Dataset rows describing interfaces:
☆ ☆ ☆ ☆

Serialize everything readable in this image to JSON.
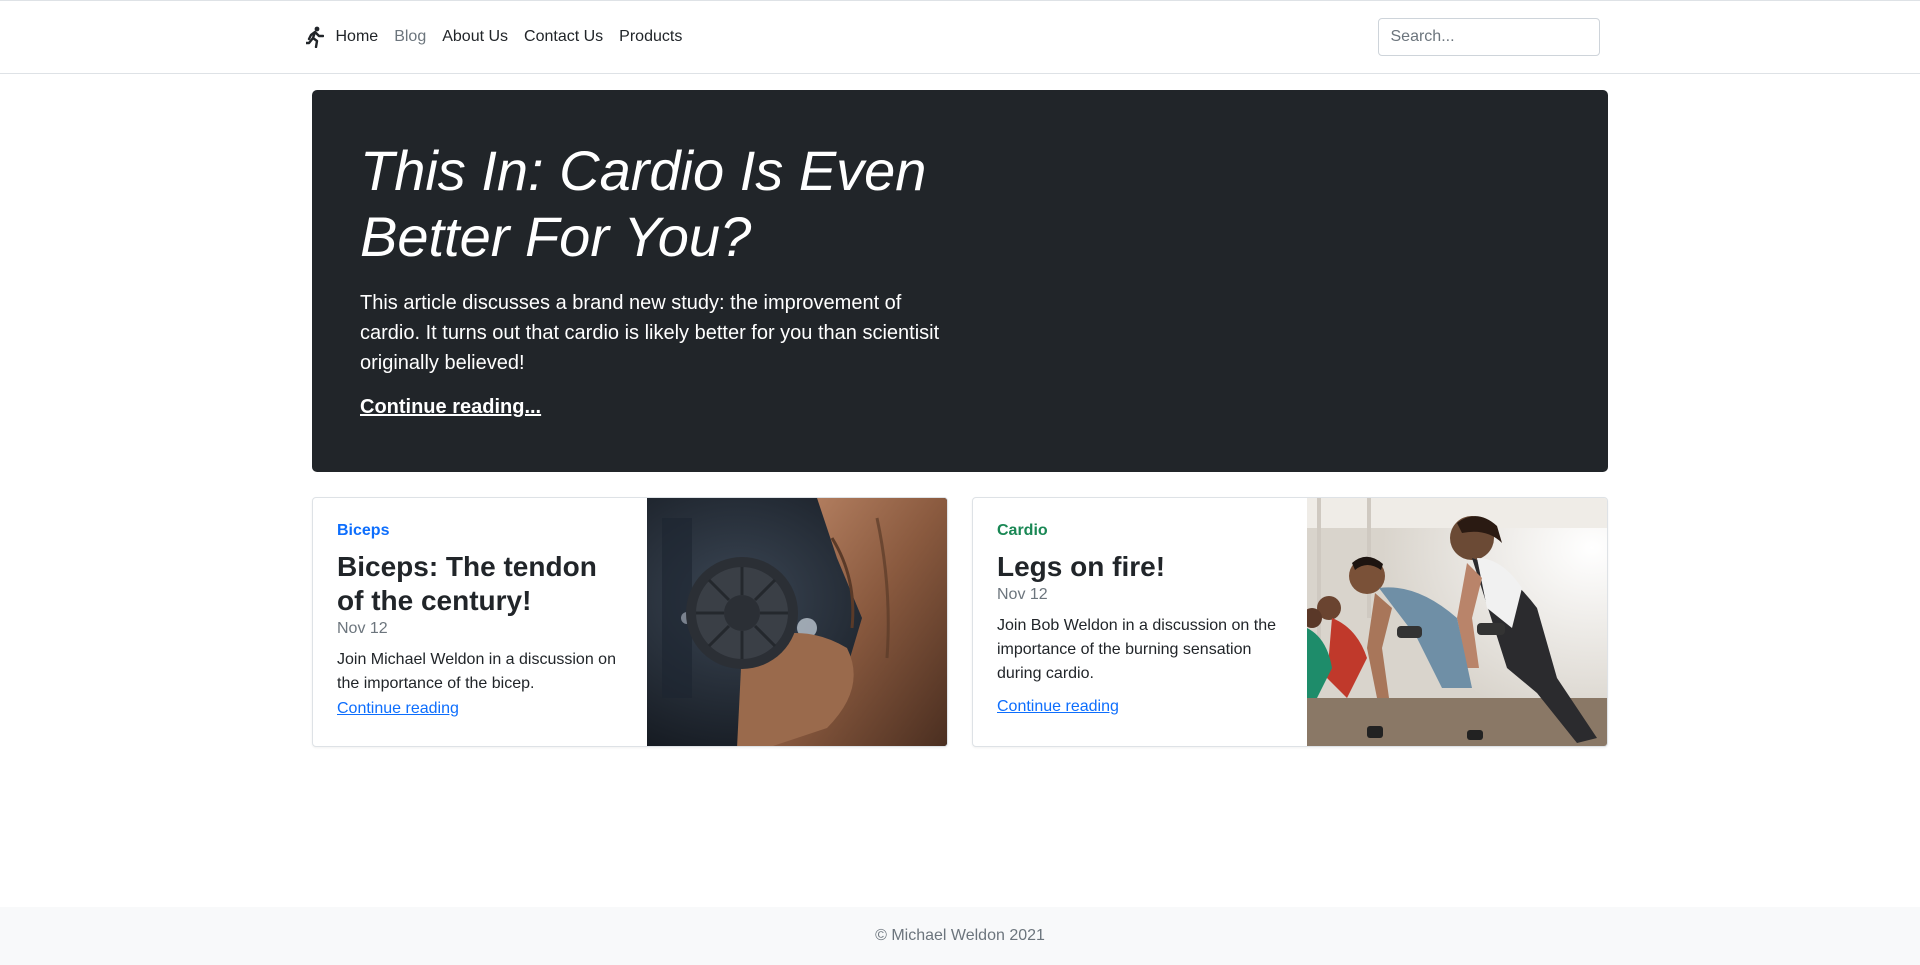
{
  "nav": {
    "links": [
      "Home",
      "Blog",
      "About Us",
      "Contact Us",
      "Products"
    ],
    "active": "Blog",
    "search_placeholder": "Search..."
  },
  "hero": {
    "title": "This In: Cardio Is Even Better For You?",
    "lead": "This article discusses a brand new study: the improvement of cardio. It turns out that cardio is likely better for you than scientisit originally believed!",
    "link": "Continue reading..."
  },
  "cards": [
    {
      "category": "Biceps",
      "category_color": "#0d6efd",
      "title": "Biceps: The tendon of the century!",
      "date": "Nov 12",
      "text": "Join Michael Weldon in a discussion on the importance of the bicep.",
      "link": "Continue reading"
    },
    {
      "category": "Cardio",
      "category_color": "#198754",
      "title": "Legs on fire!",
      "date": "Nov 12",
      "text": "Join Bob Weldon in a discussion on the importance of the burning sensation during cardio.",
      "link": "Continue reading"
    }
  ],
  "footer": {
    "text": "© Michael Weldon 2021"
  }
}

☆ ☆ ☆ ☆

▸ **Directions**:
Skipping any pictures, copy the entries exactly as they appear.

▸ **Expected answer**:
Serialize everything readable in this image to JSON.
{
  "nav": {
    "links": [
      "Home",
      "Blog",
      "About Us",
      "Contact Us",
      "Products"
    ],
    "active": "Blog",
    "search_placeholder": "Search..."
  },
  "hero": {
    "title": "This In: Cardio Is Even Better For You?",
    "lead": "This article discusses a brand new study: the improvement of cardio. It turns out that cardio is likely better for you than scientisit originally believed!",
    "link": "Continue reading..."
  },
  "cards": [
    {
      "category": "Biceps",
      "category_color": "#0d6efd",
      "title": "Biceps: The tendon of the century!",
      "date": "Nov 12",
      "text": "Join Michael Weldon in a discussion on the importance of the bicep.",
      "link": "Continue reading"
    },
    {
      "category": "Cardio",
      "category_color": "#198754",
      "title": "Legs on fire!",
      "date": "Nov 12",
      "text": "Join Bob Weldon in a discussion on the importance of the burning sensation during cardio.",
      "link": "Continue reading"
    }
  ],
  "footer": {
    "text": "© Michael Weldon 2021"
  }
}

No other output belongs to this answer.